Presentation on theme: "Energy is the ability to do work. It comes in many forms and from many sources. Energy charges your cell phone, cooks your food, lights and heats your."— Presentation transcript:
Energy is the ability to do work. It comes in many forms and from many sources. Energy charges your cell phone, cooks your food, lights and heats your home, and even moves your muscles. Energy comes in many different forms. Where does energy come from, and what happens when you use it? Look Sandy, energy charges my Blackberry!
Energy is never created or destroyed. Energy simply changes from one form to another form. This idea is called the Law of Conservation of Energy. Electrical energy can change into heat energy. Potential energy can change into kinetic energy. Chemical energy can turn into mechanical energy. No energy disappears when these changes happen, but some of the energy turns into energy that you might not use, like heat. When you add it all up, the same amount of energy exists after a change as there was before. It is just in a different form. Suffering succotash! Energy is never created or destroyed, this law is called the Conservation of Energy!
Mechanical energy is the energy an object has because of its motion or position. Energy of motion is kinetic energy.
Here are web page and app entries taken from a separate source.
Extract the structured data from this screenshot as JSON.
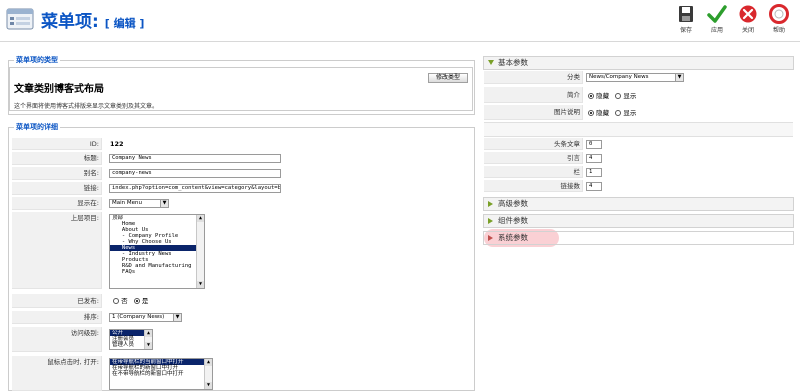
{
  "header": {
    "title": "菜单项:",
    "subtitle": "[ 编辑 ]",
    "toolbar": {
      "save": "保存",
      "apply": "应用",
      "close": "关闭",
      "help": "帮助"
    }
  },
  "menu_type": {
    "legend": "菜单项的类型",
    "name": "文章类别博客式布局",
    "description": "这个界面将使用博客式排版来显示文章类别及其文章。",
    "change_button": "修改类型"
  },
  "details": {
    "legend": "菜单项的详细",
    "id_label": "ID:",
    "id_value": "122",
    "title_label": "标题:",
    "title_value": "Company News",
    "alias_label": "别名:",
    "alias_value": "company-news",
    "link_label": "链接:",
    "link_value": "index.php?option=com_content&view=category&layout=b",
    "display_in_label": "显示在:",
    "display_in_value": "Main Menu",
    "parent_label": "上层项目:",
    "parent_options": [
      {
        "text": "顶部",
        "selected": false
      },
      {
        "text": "   Home",
        "selected": false
      },
      {
        "text": "   About Us",
        "selected": false
      },
      {
        "text": "   - Company Profile",
        "selected": false
      },
      {
        "text": "   - Why Choose Us",
        "selected": false
      },
      {
        "text": "   News",
        "selected": true
      },
      {
        "text": "   - Industry News",
        "selected": false
      },
      {
        "text": "   Products",
        "selected": false
      },
      {
        "text": "   R&D and Manufacturing",
        "selected": false
      },
      {
        "text": "   FAQs",
        "selected": false
      }
    ],
    "published_label": "已发布:",
    "published_no": "否",
    "published_yes": "是",
    "order_label": "排序:",
    "order_value": "1 (Company News)",
    "access_label": "访问级别:",
    "access_options": [
      {
        "text": "公开",
        "selected": true
      },
      {
        "text": "注册会员",
        "selected": false
      },
      {
        "text": "管理人员",
        "selected": false
      }
    ],
    "target_label": "鼠标点击时, 打开:",
    "target_options": [
      {
        "text": "在带导航栏的当前窗口中打开",
        "selected": true
      },
      {
        "text": "在带导航栏的新窗口中打开",
        "selected": false
      },
      {
        "text": "在不带导航栏的新窗口中打开",
        "selected": false
      }
    ]
  },
  "params": {
    "basic_title": "基本参数",
    "category_label": "分类",
    "category_value": "News/Company News",
    "intro_label": "简介",
    "hide": "隐藏",
    "show": "显示",
    "image_desc_label": "图片说明",
    "leading_label": "头条文章",
    "leading_value": "0",
    "intro_count_label": "引言",
    "intro_count_value": "4",
    "columns_label": "栏",
    "columns_value": "1",
    "links_label": "链接数",
    "links_value": "4",
    "advanced_title": "高级参数",
    "component_title": "组件参数",
    "system_title": "系统参数"
  }
}
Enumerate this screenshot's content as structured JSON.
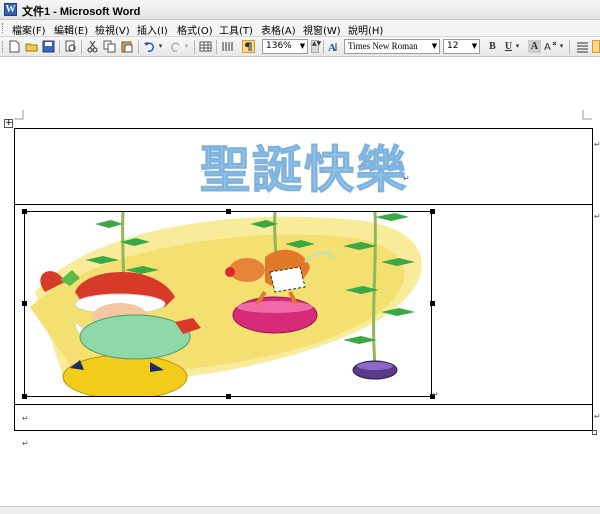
{
  "window": {
    "title": "文件1 - Microsoft Word",
    "icon_text": "W"
  },
  "menu": {
    "items": [
      "檔案(F)",
      "編輯(E)",
      "檢視(V)",
      "插入(I)",
      "格式(O)",
      "工具(T)",
      "表格(A)",
      "視窗(W)",
      "說明(H)"
    ]
  },
  "toolbar": {
    "zoom": "136%",
    "font_name": "Times New Roman",
    "font_size": "12",
    "bold": "B",
    "underline": "U",
    "char_style": "A"
  },
  "document": {
    "heading_text": "聖誕快樂",
    "heading_color": "#9cc8ec",
    "paragraph_mark": "↵"
  }
}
The energy of position is potential energy. Potential energy is energy that an object has stored and can use at another time. Potential energy can change into energy of motion if a force is used to start the object moving. A watermelon resting on the roof of a building has the ability to fall downward, but it will not move until something pushes it. When the watermelon is sitting there, it has potential energy, but no kinetic energy. This watermelon has potential energy
As the watermelon falls, its potential energy changes into energy of motion, or kinetic energy. By the time the watermelon hits the ground, it moves fast because almost all of its potential energy changed into kinetic energy. Right before it hits the ground, it has as much kinetic energy as it can have, and its potential energy is zero, since it is at the level of the ground and cannot fall farther. The watermelon stops moving when it hits the ground. At that time, it hap no potential energy. This is because it has nowhere farther to fall. It also has no kinetic energy because it is not moving anymore. Save the watermelon!
The illustration below shows how the watermelon loses potential energy and gains kinetic energy as it falls. The symbol "J" represents the metric unit of energy, the joule. The joule (J) is the unit for energy!
Chemical energy is the energy stored in the bonds that hold chemical compounds together. When you turn on a flashlight, a set of energy transformations start to take place. The flashlight batteries contain stored chemical energy. When you turn the flashlight on, the chemical energy turns into electrical energy that moves through the circuit inside the flashlight. The electrical energy changes into light energy when it reaches the flashlight's bulb. Some of the electrical energy changes into heat energy too, and-the bulb warms up. No energy is created or lost in this process, it just changes form. Batteries turn chemical energy into electrical energy!
Your alarm clock goes off in the morning. You turn on the light next to your bed. At breakfast, your toast pops up out of the toaster, ready to eat. Each of these events was produced by electrical energy. Electrical energy is produced by moving electrical charges.
All day long, electrical energy changes into other forms of useful energy. Your alarm clock plugs,into the wall. At a particular time, it makes a loud noise. To do this, electrical current flows from the wall socket through the wires of the clock. Electrical current powers the part of the clock that makes sound. This part changes electrical energy into sound energy. That sound energy then travels in waves through the air. Your ear picks up the vibration and then turns that movement into electrical energy inside your brain. Good morning! Electrical energy wakes up your brain!
Turning on your bedside lamp allows electrical energy to move out of the wall socket and through the lamp. As electric current moves through the tiny wire in the light bulb, some energy changes into light energy. Some of the energy also changes into heat energy, which makes the light bulb hot. Be careful some of the electrical energy turns into heat energy!
You can probably predict the energy transformations that happen in your toaster. Electrical energy from the wall socket goes to the heating coils. This energy flowing through the coils changes into heat energy. Heat energy involves the transfer of heat from warmer objects to cooler objects. This heat energy toasts your bread. Some energy also changes into light energy, which you see as an orange glow. At a set time, the toaster uses some of the electrical energy to move a spring inside the toaster. This spring has stored potential energy, so it can move if a force is applied to it. When your bread is toasted, the potential energy of the spring changes into kinetic energy. The spring moves and pushes your toast up from inside the toaster. Many energy transformations occur when you make toast
Solar energy is energy that comes from the Sun. Solar cells mounted on rooftops can convert solar energy into electrical energy. People then use the electrical energy for running appliances, lighting, heating, and cooling. Solar energy can also turn into stored potential energy if it is used to charge special batteries that can then be used at night or on cloudy days. I provide solar power!
Nuclear energy is the energy stored inside atoms, which are the smallest particles that make up all substances. This form of energy is used to produce electricity in nuclear power plants. It is also used to run various kinds of ships, including nuclear-powered submarines. Nuclear energy powers the Sun, as well. Meep, meep! Nuclear energy is stored in atoms!
Describe three energy transformations that occur in your home each day.